#### Source records
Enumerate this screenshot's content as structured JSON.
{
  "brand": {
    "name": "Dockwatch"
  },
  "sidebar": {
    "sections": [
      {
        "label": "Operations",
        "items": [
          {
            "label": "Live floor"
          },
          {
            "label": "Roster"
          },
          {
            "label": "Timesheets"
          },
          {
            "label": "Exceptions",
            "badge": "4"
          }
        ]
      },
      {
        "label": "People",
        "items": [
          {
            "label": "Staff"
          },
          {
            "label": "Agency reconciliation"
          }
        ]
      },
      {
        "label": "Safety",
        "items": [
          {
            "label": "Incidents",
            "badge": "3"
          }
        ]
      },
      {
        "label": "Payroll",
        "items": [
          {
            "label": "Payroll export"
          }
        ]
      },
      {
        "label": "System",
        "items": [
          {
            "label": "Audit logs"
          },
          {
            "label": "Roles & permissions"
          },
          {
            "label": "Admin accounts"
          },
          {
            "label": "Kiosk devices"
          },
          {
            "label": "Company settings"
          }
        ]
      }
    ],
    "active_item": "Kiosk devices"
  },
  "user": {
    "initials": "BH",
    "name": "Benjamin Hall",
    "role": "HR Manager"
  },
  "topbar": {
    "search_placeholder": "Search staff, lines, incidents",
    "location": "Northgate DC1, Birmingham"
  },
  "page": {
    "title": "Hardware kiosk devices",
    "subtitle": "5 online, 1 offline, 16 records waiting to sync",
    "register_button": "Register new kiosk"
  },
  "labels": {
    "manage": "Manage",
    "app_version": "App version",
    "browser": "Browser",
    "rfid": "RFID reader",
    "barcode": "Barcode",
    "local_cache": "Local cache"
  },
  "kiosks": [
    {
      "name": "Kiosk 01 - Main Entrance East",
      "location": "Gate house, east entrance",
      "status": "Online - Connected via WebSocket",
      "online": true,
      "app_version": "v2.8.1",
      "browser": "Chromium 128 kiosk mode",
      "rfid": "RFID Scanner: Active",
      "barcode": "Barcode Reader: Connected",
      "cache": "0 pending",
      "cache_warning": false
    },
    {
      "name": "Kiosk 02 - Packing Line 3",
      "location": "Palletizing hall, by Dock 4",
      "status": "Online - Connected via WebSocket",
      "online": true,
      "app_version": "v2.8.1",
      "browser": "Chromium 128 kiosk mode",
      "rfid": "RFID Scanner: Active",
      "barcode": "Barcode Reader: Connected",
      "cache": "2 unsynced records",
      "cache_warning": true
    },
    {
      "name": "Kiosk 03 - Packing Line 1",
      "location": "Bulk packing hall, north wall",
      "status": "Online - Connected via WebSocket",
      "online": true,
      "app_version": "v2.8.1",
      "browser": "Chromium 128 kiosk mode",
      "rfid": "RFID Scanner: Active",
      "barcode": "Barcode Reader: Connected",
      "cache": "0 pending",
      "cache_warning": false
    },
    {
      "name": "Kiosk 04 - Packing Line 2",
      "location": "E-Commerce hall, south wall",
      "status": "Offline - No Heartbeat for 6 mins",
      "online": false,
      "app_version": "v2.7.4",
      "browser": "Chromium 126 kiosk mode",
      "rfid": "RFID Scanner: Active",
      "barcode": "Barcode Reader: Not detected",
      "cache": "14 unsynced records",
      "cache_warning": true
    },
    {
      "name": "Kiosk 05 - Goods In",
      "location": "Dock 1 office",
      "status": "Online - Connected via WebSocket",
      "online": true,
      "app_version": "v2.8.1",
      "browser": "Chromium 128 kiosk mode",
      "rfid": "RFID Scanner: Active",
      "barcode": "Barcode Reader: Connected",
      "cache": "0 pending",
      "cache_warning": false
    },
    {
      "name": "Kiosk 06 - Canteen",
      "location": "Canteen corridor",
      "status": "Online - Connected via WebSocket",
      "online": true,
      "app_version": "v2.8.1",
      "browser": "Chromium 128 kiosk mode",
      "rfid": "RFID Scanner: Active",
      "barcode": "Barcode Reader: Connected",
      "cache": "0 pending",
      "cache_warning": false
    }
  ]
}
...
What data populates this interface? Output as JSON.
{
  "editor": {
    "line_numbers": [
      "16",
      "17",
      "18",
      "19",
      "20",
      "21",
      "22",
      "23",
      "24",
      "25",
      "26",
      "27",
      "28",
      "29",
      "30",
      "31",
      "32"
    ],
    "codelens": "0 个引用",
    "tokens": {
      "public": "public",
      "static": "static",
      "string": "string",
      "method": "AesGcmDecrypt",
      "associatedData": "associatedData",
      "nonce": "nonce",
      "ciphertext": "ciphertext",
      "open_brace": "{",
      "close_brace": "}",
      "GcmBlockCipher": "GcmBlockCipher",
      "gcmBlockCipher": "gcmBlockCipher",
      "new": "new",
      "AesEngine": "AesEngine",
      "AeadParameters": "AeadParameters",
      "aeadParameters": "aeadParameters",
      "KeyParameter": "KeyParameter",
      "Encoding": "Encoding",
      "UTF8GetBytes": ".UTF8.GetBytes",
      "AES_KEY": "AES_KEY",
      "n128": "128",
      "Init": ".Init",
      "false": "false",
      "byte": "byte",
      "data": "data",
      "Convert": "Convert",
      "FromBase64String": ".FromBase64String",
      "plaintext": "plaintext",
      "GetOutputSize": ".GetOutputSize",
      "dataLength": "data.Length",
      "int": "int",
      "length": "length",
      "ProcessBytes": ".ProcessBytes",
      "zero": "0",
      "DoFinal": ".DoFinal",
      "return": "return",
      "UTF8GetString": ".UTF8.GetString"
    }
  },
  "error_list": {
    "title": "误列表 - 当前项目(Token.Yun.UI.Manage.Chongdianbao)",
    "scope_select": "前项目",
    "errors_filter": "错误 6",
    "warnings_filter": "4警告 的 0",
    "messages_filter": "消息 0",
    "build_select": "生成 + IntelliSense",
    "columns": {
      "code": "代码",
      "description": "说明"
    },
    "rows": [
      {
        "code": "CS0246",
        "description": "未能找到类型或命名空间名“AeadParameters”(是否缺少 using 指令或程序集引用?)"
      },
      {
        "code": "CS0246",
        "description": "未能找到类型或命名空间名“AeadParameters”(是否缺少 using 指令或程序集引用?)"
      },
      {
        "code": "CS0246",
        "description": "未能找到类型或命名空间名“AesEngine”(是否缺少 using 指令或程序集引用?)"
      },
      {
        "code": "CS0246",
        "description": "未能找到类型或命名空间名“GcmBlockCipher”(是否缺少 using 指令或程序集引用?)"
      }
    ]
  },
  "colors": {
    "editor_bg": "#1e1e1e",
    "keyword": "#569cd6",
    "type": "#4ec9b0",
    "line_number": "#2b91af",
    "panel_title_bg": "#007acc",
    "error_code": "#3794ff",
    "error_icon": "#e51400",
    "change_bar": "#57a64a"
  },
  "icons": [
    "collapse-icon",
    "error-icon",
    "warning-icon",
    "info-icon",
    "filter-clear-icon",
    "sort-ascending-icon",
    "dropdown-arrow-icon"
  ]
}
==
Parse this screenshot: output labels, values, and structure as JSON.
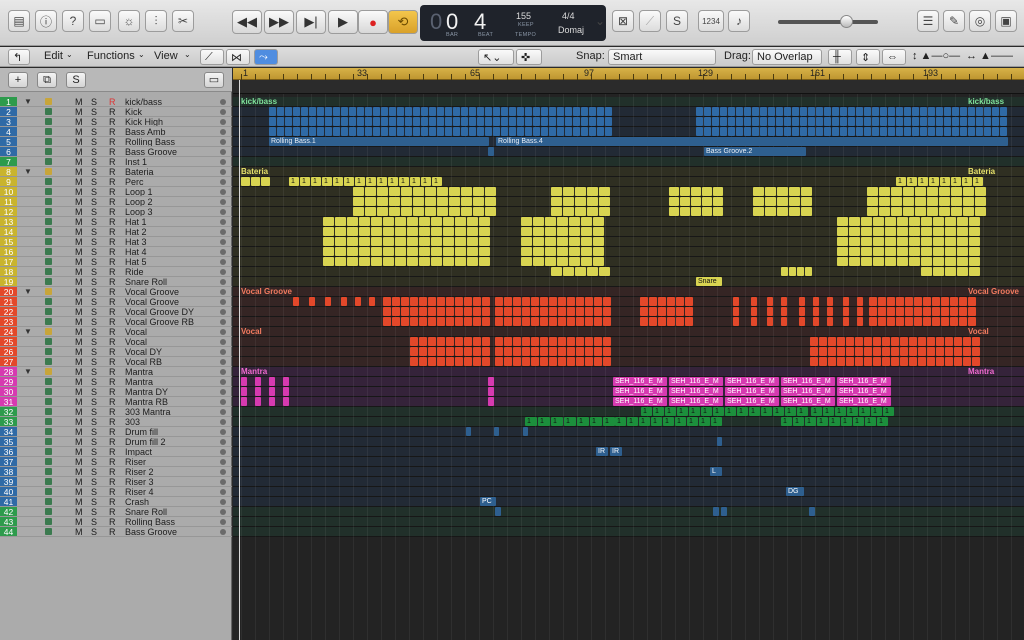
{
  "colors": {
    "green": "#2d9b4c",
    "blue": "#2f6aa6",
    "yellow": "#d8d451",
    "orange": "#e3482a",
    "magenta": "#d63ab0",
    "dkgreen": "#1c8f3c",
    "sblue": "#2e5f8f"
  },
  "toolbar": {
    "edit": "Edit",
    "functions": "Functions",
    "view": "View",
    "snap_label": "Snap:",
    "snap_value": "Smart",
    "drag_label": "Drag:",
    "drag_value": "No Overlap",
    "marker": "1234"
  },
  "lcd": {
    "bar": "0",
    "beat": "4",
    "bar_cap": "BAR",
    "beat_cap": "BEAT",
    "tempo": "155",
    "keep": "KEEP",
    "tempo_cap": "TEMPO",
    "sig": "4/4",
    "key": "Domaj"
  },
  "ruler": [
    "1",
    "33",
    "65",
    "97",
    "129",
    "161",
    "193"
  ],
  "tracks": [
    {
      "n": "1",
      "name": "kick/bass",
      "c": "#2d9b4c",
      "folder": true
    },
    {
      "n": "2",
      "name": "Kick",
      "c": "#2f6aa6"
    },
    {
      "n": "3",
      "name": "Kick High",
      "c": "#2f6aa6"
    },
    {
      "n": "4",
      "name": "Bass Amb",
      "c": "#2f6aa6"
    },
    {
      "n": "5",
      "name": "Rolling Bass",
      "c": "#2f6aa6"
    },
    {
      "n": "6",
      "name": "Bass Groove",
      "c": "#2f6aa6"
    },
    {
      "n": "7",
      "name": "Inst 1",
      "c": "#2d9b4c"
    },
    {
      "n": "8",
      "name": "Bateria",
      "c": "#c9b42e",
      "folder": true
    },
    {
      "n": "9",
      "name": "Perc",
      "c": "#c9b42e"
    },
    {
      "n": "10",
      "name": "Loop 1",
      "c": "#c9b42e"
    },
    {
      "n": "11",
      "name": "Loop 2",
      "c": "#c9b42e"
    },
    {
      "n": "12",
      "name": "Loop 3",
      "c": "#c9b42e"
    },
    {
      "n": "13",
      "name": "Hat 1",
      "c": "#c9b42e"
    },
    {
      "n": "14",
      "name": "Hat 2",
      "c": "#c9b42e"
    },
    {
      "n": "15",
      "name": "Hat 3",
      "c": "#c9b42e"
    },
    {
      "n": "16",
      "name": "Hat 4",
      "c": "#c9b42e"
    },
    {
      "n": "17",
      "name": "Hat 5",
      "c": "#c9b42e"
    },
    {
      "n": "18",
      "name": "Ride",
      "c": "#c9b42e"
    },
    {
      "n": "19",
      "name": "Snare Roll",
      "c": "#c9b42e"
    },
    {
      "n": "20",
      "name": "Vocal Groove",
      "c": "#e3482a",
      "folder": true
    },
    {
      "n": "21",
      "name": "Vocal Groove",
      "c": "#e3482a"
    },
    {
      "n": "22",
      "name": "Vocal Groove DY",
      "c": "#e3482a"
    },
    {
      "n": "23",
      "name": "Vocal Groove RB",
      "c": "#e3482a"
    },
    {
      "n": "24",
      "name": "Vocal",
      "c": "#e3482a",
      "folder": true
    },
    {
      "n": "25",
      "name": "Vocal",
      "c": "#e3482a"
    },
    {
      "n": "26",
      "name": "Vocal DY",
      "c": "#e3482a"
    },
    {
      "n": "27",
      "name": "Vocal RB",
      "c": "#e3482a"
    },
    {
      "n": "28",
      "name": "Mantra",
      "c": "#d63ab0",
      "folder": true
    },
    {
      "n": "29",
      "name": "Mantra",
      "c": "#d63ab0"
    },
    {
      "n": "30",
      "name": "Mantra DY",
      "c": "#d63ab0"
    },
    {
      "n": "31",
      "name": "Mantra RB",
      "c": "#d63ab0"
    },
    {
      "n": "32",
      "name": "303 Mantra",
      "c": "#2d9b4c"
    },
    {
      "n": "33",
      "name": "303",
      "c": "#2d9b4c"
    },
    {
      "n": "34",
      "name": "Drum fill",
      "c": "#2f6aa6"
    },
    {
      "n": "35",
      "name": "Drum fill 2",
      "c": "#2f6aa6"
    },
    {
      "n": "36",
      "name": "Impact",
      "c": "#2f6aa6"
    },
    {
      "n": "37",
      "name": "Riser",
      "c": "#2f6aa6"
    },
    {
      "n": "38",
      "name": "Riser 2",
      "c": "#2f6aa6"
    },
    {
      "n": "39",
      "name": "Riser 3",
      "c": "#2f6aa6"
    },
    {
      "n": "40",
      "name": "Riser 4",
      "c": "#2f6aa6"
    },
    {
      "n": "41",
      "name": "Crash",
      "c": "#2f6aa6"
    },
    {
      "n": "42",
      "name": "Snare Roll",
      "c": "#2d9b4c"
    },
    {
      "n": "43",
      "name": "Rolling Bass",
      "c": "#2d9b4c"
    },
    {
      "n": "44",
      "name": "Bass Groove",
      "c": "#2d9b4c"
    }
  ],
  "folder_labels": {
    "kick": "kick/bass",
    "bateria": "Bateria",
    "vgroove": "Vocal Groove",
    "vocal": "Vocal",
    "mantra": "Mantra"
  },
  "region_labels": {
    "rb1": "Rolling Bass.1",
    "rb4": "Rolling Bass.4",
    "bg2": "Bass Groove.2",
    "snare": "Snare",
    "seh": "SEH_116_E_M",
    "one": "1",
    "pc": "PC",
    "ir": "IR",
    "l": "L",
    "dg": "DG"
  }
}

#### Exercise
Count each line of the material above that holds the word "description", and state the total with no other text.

#### Exercise result
5